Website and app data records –

_ _ _ _

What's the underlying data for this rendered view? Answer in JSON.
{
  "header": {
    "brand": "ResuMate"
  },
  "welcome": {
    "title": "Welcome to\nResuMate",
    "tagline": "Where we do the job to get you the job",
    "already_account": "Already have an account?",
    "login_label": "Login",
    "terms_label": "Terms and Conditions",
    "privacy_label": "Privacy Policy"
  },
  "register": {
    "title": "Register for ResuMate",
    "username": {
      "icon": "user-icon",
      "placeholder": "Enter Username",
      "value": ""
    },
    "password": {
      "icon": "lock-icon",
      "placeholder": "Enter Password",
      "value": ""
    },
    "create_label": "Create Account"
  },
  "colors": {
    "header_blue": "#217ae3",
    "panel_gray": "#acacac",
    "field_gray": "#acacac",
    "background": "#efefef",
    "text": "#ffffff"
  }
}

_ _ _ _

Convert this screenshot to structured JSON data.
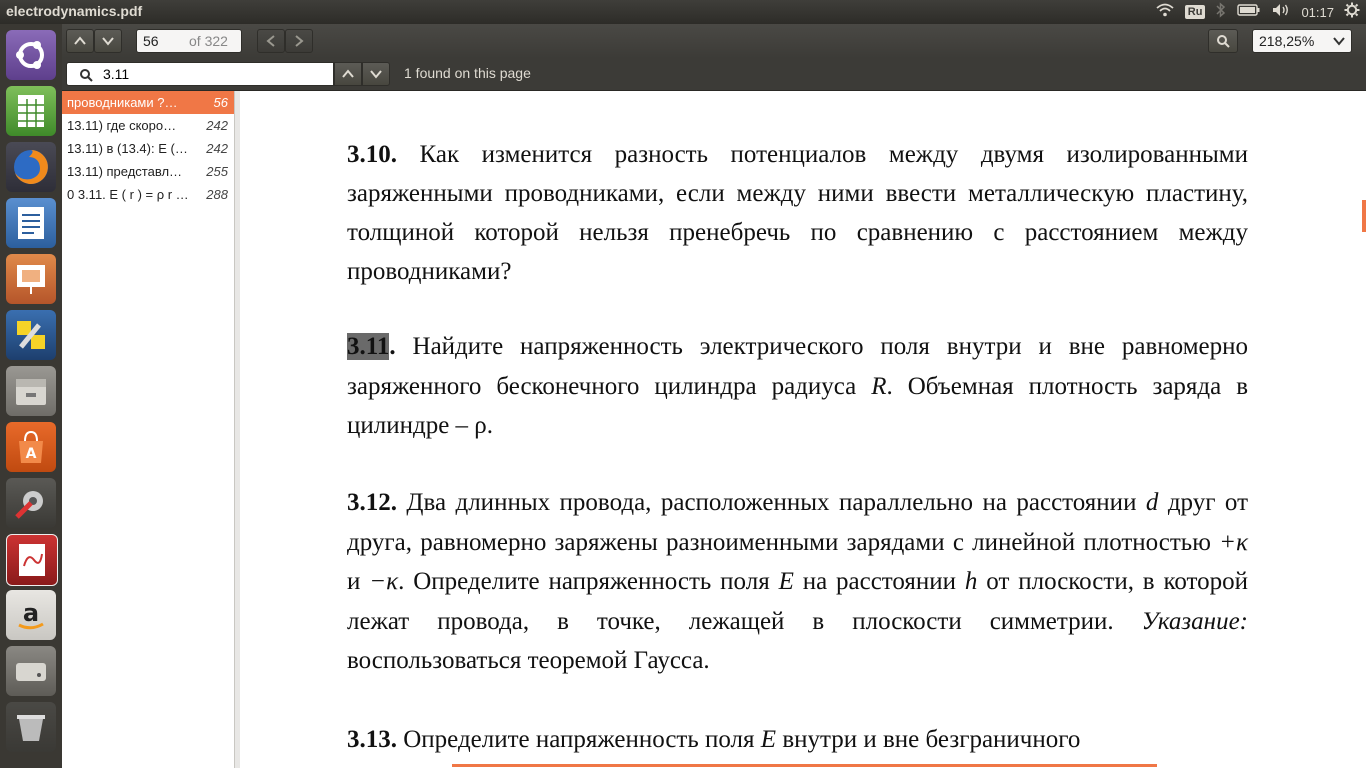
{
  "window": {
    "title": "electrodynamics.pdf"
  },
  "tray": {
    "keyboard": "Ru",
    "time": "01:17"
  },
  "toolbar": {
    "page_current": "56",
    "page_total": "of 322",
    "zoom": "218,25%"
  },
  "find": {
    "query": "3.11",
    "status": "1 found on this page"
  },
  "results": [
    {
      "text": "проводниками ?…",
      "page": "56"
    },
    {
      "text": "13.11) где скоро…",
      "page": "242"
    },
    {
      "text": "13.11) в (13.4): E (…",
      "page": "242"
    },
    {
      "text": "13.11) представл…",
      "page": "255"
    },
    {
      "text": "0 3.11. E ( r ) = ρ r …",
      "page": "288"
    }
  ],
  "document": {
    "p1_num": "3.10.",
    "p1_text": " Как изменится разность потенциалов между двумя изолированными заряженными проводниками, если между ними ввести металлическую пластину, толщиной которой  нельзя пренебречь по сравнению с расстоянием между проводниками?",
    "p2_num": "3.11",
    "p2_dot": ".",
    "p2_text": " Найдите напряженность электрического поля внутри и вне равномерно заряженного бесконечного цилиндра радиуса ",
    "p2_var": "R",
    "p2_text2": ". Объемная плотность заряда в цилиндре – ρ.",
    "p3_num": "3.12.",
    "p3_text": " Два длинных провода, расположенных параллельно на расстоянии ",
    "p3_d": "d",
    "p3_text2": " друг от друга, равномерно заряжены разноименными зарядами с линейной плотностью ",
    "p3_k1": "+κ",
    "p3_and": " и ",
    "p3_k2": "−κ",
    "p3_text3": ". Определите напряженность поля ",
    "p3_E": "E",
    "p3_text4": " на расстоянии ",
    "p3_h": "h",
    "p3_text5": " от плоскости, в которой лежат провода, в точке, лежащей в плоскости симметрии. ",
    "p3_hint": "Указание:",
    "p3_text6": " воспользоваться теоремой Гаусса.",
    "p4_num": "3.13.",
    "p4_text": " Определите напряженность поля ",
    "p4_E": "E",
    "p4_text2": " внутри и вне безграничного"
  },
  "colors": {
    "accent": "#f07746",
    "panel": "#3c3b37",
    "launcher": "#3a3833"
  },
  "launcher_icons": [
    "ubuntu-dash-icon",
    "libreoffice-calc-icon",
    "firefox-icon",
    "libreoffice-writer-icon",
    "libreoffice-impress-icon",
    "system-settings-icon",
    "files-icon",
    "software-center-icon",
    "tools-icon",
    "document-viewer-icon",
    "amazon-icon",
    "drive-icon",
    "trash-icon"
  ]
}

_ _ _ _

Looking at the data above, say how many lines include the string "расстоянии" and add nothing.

2